“It is something we have to live with the rest of our lives,” said Walter Diggles, a black civic leader and executive director of the Deep East Texas Council of Governments. “It is similar to Dallas, when people think of the JFK assassination, or Memphis, when people think of Martin Luther King's murder.”

Ever since three white men beat the 49-year-old Byrd, chained him by the ankles to the bumper of a Ford pickup truck, then pulled him down Huff Creek Road in the early hours of June 7, 1998, Jasper has been almost synonymous with the horrors of racism.

A decade later, according to Diggles, some people are still afraid to visit Jasper, a town of 8,000. Some businesses have been reluctant to come to town, which is badly in need of industry.

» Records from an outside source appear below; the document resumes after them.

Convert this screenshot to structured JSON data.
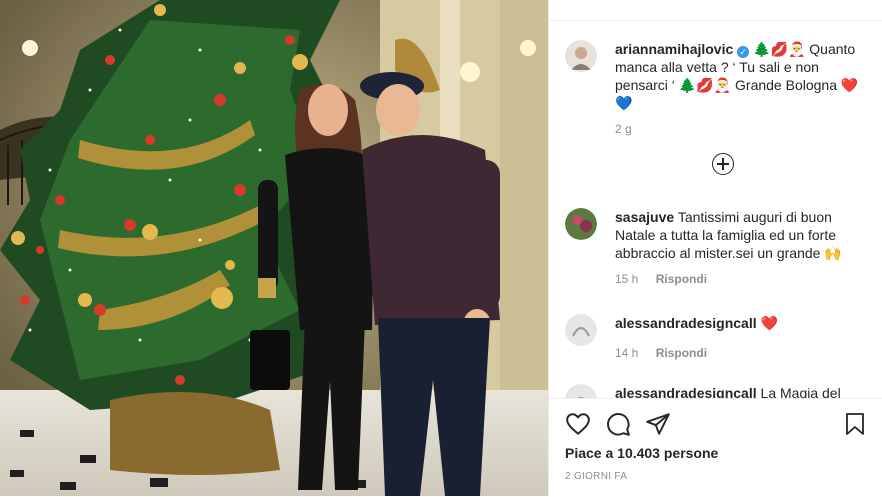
{
  "post": {
    "caption": {
      "username": "ariannamihajlovic",
      "text_part1": "Quanto manca alla vetta ? ‘ Tu sali e non pensarci ‘",
      "text_part2": "Grande Bologna",
      "verified_mark": "✓",
      "emoji_tree": "🌲",
      "emoji_kiss": "💋",
      "emoji_santa": "🎅",
      "heart": "❤️",
      "blue_heart": "💙",
      "time": "2 g"
    },
    "comments": [
      {
        "username": "sasajuve",
        "text": "Tantissimi auguri di buon Natale a tutta la famiglia ed un forte abbraccio al mister.sei un grande",
        "emoji": "🙌",
        "time": "15 h",
        "reply": "Rispondi"
      },
      {
        "username": "alessandradesigncall",
        "text": "",
        "emoji": "❤️",
        "time": "14 h",
        "reply": "Rispondi"
      },
      {
        "username": "alessandradesigncall",
        "text": "La Magia del",
        "emoji": ""
      }
    ],
    "likes": "Piace a 10.403 persone",
    "date": "2 GIORNI FA"
  },
  "icons": [
    "heart-outline-icon",
    "comment-icon",
    "share-icon",
    "bookmark-icon",
    "plus-circle-icon"
  ]
}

However, Diggles and many others say there is a hopeful part of the story too often overlooked: The murder forced the people of Jasper, a town whose population is almost evenly divided between black and white, to confront their prejudices.

“Afterward, people came together, worked together and healed together,” said R.C. Horn, who was mayor at the time and is black.

Byrd's murderers were quickly arrested and convicted. John William King and Lawrence Russell Brewer are on death row. Shawn Allen Berry is serving a life sentence.

The Rev. Ronald Foshage, a white priest at St. Michael's Parish and other townspeople said that before the killing, blacks and whites sat separately at football games and in other public settings. But now, they say, they see less of that.

There is still work to do. A few years back, Byrd's gravesite was vandalized and defaced with slurs.

“We're getting there,” Betty Byrd Boatner, Byrd's younger sister, said, “but it just takes time.”